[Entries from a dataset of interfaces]
»»

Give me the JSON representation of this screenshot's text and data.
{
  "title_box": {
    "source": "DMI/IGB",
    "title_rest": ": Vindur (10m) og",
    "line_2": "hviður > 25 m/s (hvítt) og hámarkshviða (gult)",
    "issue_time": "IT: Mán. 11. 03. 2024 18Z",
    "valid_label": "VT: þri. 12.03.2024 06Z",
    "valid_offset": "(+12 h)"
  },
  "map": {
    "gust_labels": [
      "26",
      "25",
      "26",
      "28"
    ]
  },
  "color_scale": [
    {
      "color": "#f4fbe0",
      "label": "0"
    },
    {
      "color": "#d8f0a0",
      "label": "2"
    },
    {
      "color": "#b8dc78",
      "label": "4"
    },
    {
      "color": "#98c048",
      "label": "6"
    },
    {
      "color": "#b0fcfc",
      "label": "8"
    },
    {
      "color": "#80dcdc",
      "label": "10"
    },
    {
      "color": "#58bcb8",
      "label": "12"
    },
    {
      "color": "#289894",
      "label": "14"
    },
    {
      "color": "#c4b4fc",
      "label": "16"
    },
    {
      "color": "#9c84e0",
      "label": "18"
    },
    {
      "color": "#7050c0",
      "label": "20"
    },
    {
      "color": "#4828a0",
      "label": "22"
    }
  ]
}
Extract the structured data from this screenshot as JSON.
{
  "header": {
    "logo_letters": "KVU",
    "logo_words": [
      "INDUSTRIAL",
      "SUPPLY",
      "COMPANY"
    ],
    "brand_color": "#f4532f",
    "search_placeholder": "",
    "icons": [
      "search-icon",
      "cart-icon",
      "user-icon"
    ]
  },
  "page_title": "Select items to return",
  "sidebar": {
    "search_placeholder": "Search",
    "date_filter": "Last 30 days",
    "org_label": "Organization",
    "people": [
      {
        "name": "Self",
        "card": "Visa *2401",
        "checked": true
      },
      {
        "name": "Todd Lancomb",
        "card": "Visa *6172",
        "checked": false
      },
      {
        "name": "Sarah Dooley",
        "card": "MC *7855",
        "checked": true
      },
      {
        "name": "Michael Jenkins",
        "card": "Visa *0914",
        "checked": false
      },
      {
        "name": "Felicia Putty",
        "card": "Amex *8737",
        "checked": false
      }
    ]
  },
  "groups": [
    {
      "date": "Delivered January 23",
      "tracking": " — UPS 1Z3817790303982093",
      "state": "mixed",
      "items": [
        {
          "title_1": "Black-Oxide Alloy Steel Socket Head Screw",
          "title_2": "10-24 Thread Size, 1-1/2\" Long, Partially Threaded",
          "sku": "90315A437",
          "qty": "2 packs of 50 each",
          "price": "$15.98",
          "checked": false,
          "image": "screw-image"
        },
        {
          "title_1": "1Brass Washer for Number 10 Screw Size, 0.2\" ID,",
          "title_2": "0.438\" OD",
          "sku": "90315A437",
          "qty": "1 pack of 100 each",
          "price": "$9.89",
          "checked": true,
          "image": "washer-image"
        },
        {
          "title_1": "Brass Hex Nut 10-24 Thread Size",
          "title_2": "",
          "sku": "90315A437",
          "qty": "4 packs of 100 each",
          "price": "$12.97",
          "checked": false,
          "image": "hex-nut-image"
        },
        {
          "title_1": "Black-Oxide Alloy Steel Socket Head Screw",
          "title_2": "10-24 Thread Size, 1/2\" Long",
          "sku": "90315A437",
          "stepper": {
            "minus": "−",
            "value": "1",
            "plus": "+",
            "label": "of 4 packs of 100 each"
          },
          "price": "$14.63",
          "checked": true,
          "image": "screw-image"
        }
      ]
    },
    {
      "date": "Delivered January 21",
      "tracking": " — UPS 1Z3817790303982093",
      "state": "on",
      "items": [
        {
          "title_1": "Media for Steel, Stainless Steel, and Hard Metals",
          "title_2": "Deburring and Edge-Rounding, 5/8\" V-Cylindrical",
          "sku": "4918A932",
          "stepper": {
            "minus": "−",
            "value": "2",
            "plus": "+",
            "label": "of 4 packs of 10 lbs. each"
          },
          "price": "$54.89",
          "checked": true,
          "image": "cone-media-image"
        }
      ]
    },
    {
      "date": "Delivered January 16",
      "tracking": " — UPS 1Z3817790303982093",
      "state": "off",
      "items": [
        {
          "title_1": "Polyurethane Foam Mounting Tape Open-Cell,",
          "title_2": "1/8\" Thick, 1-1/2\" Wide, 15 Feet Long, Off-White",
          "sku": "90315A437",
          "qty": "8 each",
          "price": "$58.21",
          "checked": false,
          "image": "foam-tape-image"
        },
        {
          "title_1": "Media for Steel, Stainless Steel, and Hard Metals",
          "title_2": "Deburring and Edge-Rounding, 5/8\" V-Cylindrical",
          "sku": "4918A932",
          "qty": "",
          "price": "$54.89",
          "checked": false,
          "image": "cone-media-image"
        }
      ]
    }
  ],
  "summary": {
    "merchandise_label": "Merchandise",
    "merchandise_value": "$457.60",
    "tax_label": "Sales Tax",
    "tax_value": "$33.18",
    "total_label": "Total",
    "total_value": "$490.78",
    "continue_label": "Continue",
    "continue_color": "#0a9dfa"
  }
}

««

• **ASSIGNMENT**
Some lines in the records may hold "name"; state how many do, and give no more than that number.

• **ANSWER TO THIS EXERCISE**
5